# WHAT IS BEING ASKED:
If a line in the listing below includes the string "Precio", pull it out.

━━━ PROVIDED MATERIAL ━━━

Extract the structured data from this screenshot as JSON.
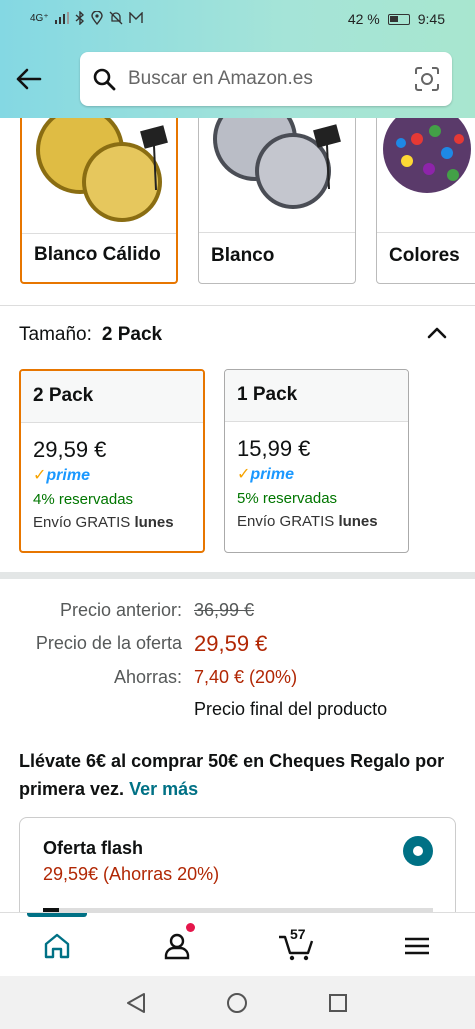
{
  "status_bar": {
    "network": "4G⁺",
    "battery": "42 %",
    "time": "9:45"
  },
  "search": {
    "placeholder": "Buscar en Amazon.es"
  },
  "color_options": [
    {
      "label": "Blanco Cálido",
      "selected": true
    },
    {
      "label": "Blanco",
      "selected": false
    },
    {
      "label": "Colores",
      "selected": false
    }
  ],
  "size": {
    "label": "Tamaño:",
    "selected": "2 Pack",
    "options": [
      {
        "name": "2 Pack",
        "price": "29,59 €",
        "prime": "prime",
        "reserved": "4% reservadas",
        "shipping": "Envío GRATIS",
        "ship_day": "lunes",
        "selected": true
      },
      {
        "name": "1 Pack",
        "price": "15,99 €",
        "prime": "prime",
        "reserved": "5% reservadas",
        "shipping": "Envío GRATIS",
        "ship_day": "lunes",
        "selected": false
      }
    ]
  },
  "pricing": {
    "previous_label": "Precio anterior:",
    "previous_value": "36,99 €",
    "deal_label": "Precio de la oferta",
    "deal_value": "29,59 €",
    "savings_label": "Ahorras:",
    "savings_value": "7,40 € (20%)",
    "final_note": "Precio final del producto"
  },
  "promo": {
    "text": "Llévate 6€ al comprar 50€ en Cheques Regalo por primera vez.",
    "link": "Ver más"
  },
  "flash_deal": {
    "title": "Oferta flash",
    "price": "29,59€ (Ahorras 20%)",
    "claimed_fraction": 0.04
  },
  "bottom_nav": {
    "cart_count": "57"
  },
  "colors": {
    "accent": "#007185",
    "selected_border": "#e77600",
    "price_red": "#b12704",
    "prime_blue": "#1a98ff",
    "green": "#007600"
  }
}
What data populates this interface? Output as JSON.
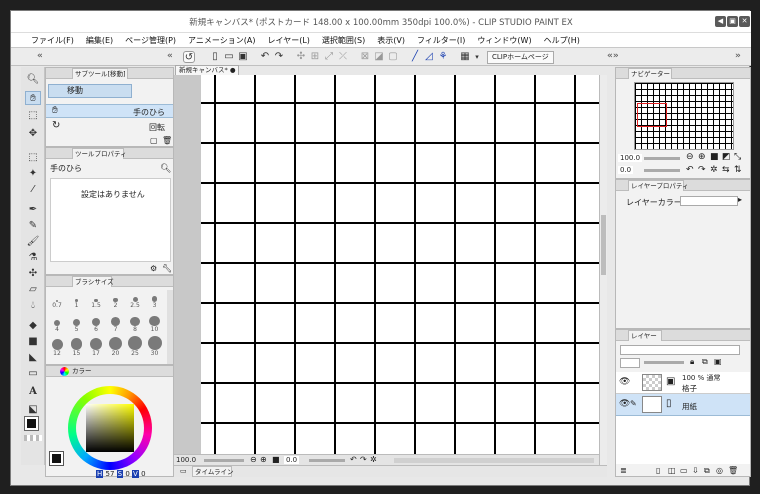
{
  "window": {
    "title": "新規キャンバス* (ポストカード 148.00 x 100.00mm 350dpi 100.0%) - CLIP STUDIO PAINT EX",
    "controls": [
      "◀",
      "▣",
      "✕"
    ]
  },
  "menu": [
    "ファイル(F)",
    "編集(E)",
    "ページ管理(P)",
    "アニメーション(A)",
    "レイヤー(L)",
    "選択範囲(S)",
    "表示(V)",
    "フィルター(I)",
    "ウィンドウ(W)",
    "ヘルプ(H)"
  ],
  "command_bar": {
    "clip_home": "CLIPホームページ"
  },
  "subtool_panel": {
    "tab": "サブツール[移動]",
    "active_group": "移動",
    "items": [
      {
        "label": "手のひら",
        "icon": "hand-icon"
      },
      {
        "label": "回転",
        "icon": "rotate-icon"
      }
    ]
  },
  "tool_property": {
    "tab": "ツールプロパティ",
    "tool_name": "手のひら",
    "message": "設定はありません"
  },
  "brush_size": {
    "tab": "ブラシサイズ",
    "sizes": [
      "0.7",
      "1",
      "1.5",
      "2",
      "2.5",
      "3",
      "4",
      "5",
      "6",
      "7",
      "8",
      "10",
      "12",
      "15",
      "17",
      "20",
      "25",
      "30"
    ]
  },
  "color_panel": {
    "tab": "カラー",
    "values": {
      "h_label": "H",
      "h": "57",
      "s_label": "S",
      "s": "0",
      "v_label": "V",
      "v": "0"
    }
  },
  "canvas": {
    "tab": "新規キャンバス*",
    "zoom": "100.0",
    "rotate": "0.0"
  },
  "timeline": {
    "tab": "タイムライン"
  },
  "navigator": {
    "tab": "ナビゲーター",
    "zoom": "100.0",
    "rotate": "0.0"
  },
  "layer_property": {
    "tab": "レイヤープロパティ",
    "layer_color_label": "レイヤーカラー"
  },
  "layers": {
    "tab": "レイヤー",
    "items": [
      {
        "opacity_mode": "100 % 通常",
        "name": "格子",
        "selected": false
      },
      {
        "opacity_mode": "",
        "name": "用紙",
        "selected": true
      }
    ]
  },
  "colors": {
    "accent": "#c9ddf0",
    "selection": "#cfe3f7",
    "dark_panel": "#2b2b2b"
  }
}
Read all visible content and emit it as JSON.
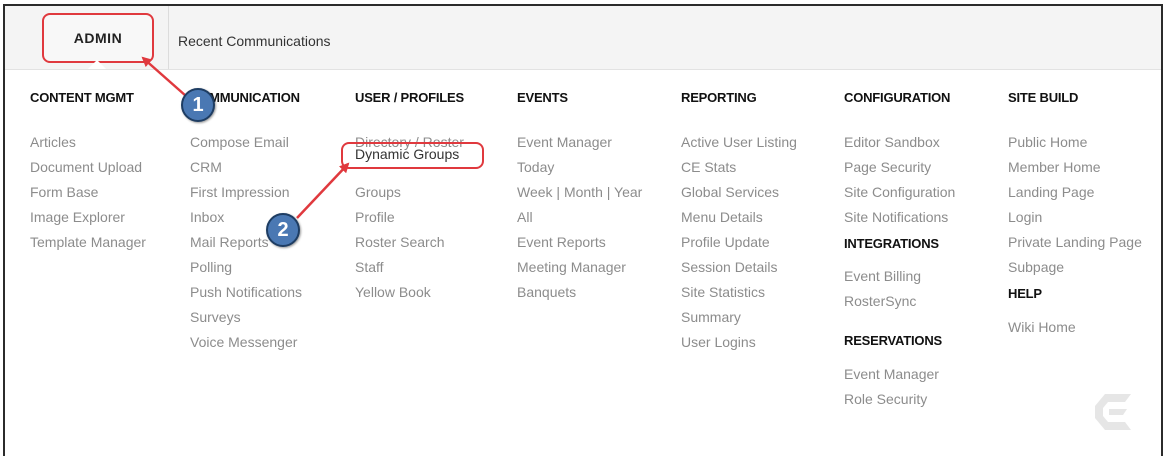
{
  "topbar": {
    "admin_label": "ADMIN",
    "recent_label": "Recent Communications"
  },
  "columns": [
    {
      "heading": "CONTENT MGMT",
      "items": [
        "Articles",
        "Document Upload",
        "Form Base",
        "Image Explorer",
        "Template Manager"
      ]
    },
    {
      "heading": "COMMUNICATION",
      "items": [
        "Compose Email",
        "CRM",
        "First Impression",
        "Inbox",
        "Mail Reports",
        "Polling",
        "Push Notifications",
        "Surveys",
        "Voice Messenger"
      ]
    },
    {
      "heading": "USER / PROFILES",
      "items": [
        "Directory / Roster",
        "Dynamic Groups",
        "Groups",
        "Profile",
        "Roster Search",
        "Staff",
        "Yellow Book"
      ]
    },
    {
      "heading": "EVENTS",
      "items": [
        "Event Manager",
        "Today",
        "Week | Month | Year",
        "All",
        "Event Reports",
        "Meeting Manager",
        "Banquets"
      ]
    },
    {
      "heading": "REPORTING",
      "items": [
        "Active User Listing",
        "CE Stats",
        "Global Services",
        "Menu Details",
        "Profile Update",
        "Session Details",
        "Site Statistics",
        "Summary",
        "User Logins"
      ]
    },
    {
      "heading": "CONFIGURATION",
      "items": [
        "Editor Sandbox",
        "Page Security",
        "Site Configuration",
        "Site Notifications"
      ]
    },
    {
      "heading": "SITE BUILD",
      "items": [
        "Public Home",
        "Member Home",
        "Landing Page",
        "Login",
        "Private Landing Page",
        "Subpage"
      ]
    }
  ],
  "integrations": {
    "heading": "INTEGRATIONS",
    "items": [
      "Event Billing",
      "RosterSync"
    ]
  },
  "reservations": {
    "heading": "RESERVATIONS",
    "items": [
      "Event Manager",
      "Role Security"
    ]
  },
  "help": {
    "heading": "HELP",
    "items": [
      "Wiki Home"
    ]
  },
  "callouts": {
    "step1": "1",
    "step2": "2"
  },
  "colors": {
    "highlight": "#e0393e",
    "badge": "#4a78b3",
    "text_muted": "#8c8c8c"
  },
  "icons": {
    "brand_logo": "brand-logo-icon"
  }
}
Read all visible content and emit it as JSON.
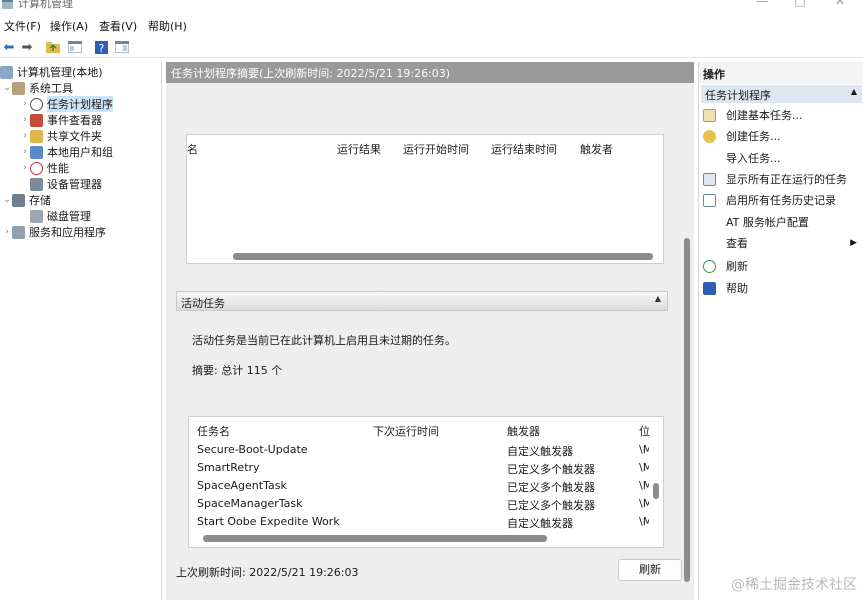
{
  "window": {
    "title": "计算机管理",
    "minimize": "—",
    "maximize": "□",
    "close": "✕"
  },
  "menu": [
    "文件(F)",
    "操作(A)",
    "查看(V)",
    "帮助(H)"
  ],
  "toolbar": [
    "back-icon",
    "forward-icon",
    "folder-up-icon",
    "console-icon",
    "help-icon",
    "panel-icon"
  ],
  "tree": {
    "root": "计算机管理(本地)",
    "system_tools": "系统工具",
    "task_scheduler": "任务计划程序",
    "event_viewer": "事件查看器",
    "shared_folders": "共享文件夹",
    "local_users": "本地用户和组",
    "performance": "性能",
    "device_manager": "设备管理器",
    "storage": "存储",
    "disk_management": "磁盘管理",
    "services_apps": "服务和应用程序"
  },
  "middle": {
    "header": "任务计划程序摘要(上次刷新时间: 2022/5/21 19:26:03)",
    "top_table_columns": [
      "名",
      "运行结果",
      "运行开始时间",
      "运行结束时间",
      "触发者"
    ],
    "active_section": "活动任务",
    "active_desc": "活动任务是当前已在此计算机上启用且未过期的任务。",
    "summary": "摘要: 总计 115 个",
    "task_columns": [
      "任务名",
      "下次运行时间",
      "触发器",
      "位"
    ],
    "tasks": [
      {
        "name": "Secure-Boot-Update",
        "next": "",
        "trigger": "自定义触发器",
        "loc": "\\M"
      },
      {
        "name": "SmartRetry",
        "next": "",
        "trigger": "已定义多个触发器",
        "loc": "\\M"
      },
      {
        "name": "SpaceAgentTask",
        "next": "",
        "trigger": "已定义多个触发器",
        "loc": "\\M"
      },
      {
        "name": "SpaceManagerTask",
        "next": "",
        "trigger": "已定义多个触发器",
        "loc": "\\M"
      },
      {
        "name": "Start Oobe Expedite Work",
        "next": "",
        "trigger": "自定义触发器",
        "loc": "\\M"
      }
    ],
    "last_refresh": "上次刷新时间: 2022/5/21 19:26:03",
    "refresh_button": "刷新"
  },
  "actions": {
    "header": "操作",
    "section": "任务计划程序",
    "items": [
      {
        "label": "创建基本任务...",
        "icon": "basic-task-icon"
      },
      {
        "label": "创建任务...",
        "icon": "task-icon"
      },
      {
        "label": "导入任务...",
        "icon": ""
      },
      {
        "label": "显示所有正在运行的任务",
        "icon": "running-tasks-icon"
      },
      {
        "label": "启用所有任务历史记录",
        "icon": "history-icon"
      },
      {
        "label": "AT 服务帐户配置",
        "icon": ""
      },
      {
        "label": "查看",
        "icon": ""
      },
      {
        "label": "刷新",
        "icon": "refresh-icon"
      },
      {
        "label": "帮助",
        "icon": "help-icon"
      }
    ]
  },
  "brand_watermark": "@稀土掘金技术社区"
}
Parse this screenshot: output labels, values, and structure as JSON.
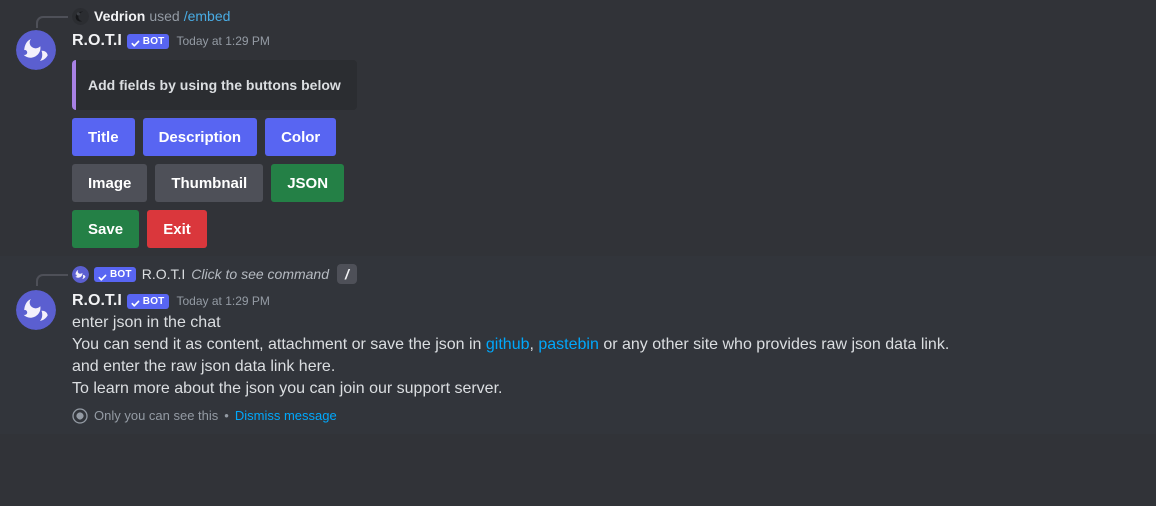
{
  "theme": {
    "bg_normal": "#313338",
    "bg_ephemeral": "#32353b",
    "blurple": "#5865f2",
    "grey_button": "#4e5058",
    "green": "#248046",
    "red": "#da373c",
    "link": "#00a8fc",
    "embed_border": "#a881e4",
    "embed_bg": "#2b2d31"
  },
  "message1": {
    "interaction": {
      "avatar_icon": "user-avatar-icon",
      "user": "Vedrion",
      "used_label": "used",
      "command": "/embed"
    },
    "author": {
      "avatar_icon": "bot-avatar-moon-icon",
      "name": "R.O.T.I",
      "bot_badge": "BOT",
      "check_icon": "check-icon",
      "timestamp": "Today at 1:29 PM"
    },
    "embed": {
      "description": "Add fields by using the buttons below"
    },
    "button_rows": [
      [
        {
          "label": "Title",
          "style": "primary"
        },
        {
          "label": "Description",
          "style": "primary"
        },
        {
          "label": "Color",
          "style": "primary"
        }
      ],
      [
        {
          "label": "Image",
          "style": "secondary"
        },
        {
          "label": "Thumbnail",
          "style": "secondary"
        },
        {
          "label": "JSON",
          "style": "success"
        }
      ],
      [
        {
          "label": "Save",
          "style": "success"
        },
        {
          "label": "Exit",
          "style": "danger"
        }
      ]
    ]
  },
  "message2": {
    "interaction": {
      "avatar_icon": "bot-avatar-moon-icon",
      "bot_badge": "BOT",
      "check_icon": "check-icon",
      "name": "R.O.T.I",
      "hint": "Click to see command",
      "slash_icon": "slash-command-icon",
      "slash_glyph": "/"
    },
    "author": {
      "avatar_icon": "bot-avatar-moon-icon",
      "name": "R.O.T.I",
      "bot_badge": "BOT",
      "check_icon": "check-icon",
      "timestamp": "Today at 1:29 PM"
    },
    "content": {
      "line1": "enter json in the chat",
      "line2_part1": "You can send it as content, attachment or save the json in ",
      "line2_link1": "github",
      "line2_sep": ", ",
      "line2_link2": "pastebin",
      "line2_part2": " or any other site who provides raw json data link.",
      "line3": "and enter the raw json data link here.",
      "line4": "To learn more about the json you can join our support server."
    },
    "footer": {
      "eye_icon": "eye-icon",
      "text": "Only you can see this",
      "separator": "•",
      "dismiss_label": "Dismiss message"
    }
  }
}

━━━

# RESPONSE BELOW:
    "previous_label": "Precio anterior:",
    "deal_label": "Precio de la oferta",
    "final_note": "Precio final del producto"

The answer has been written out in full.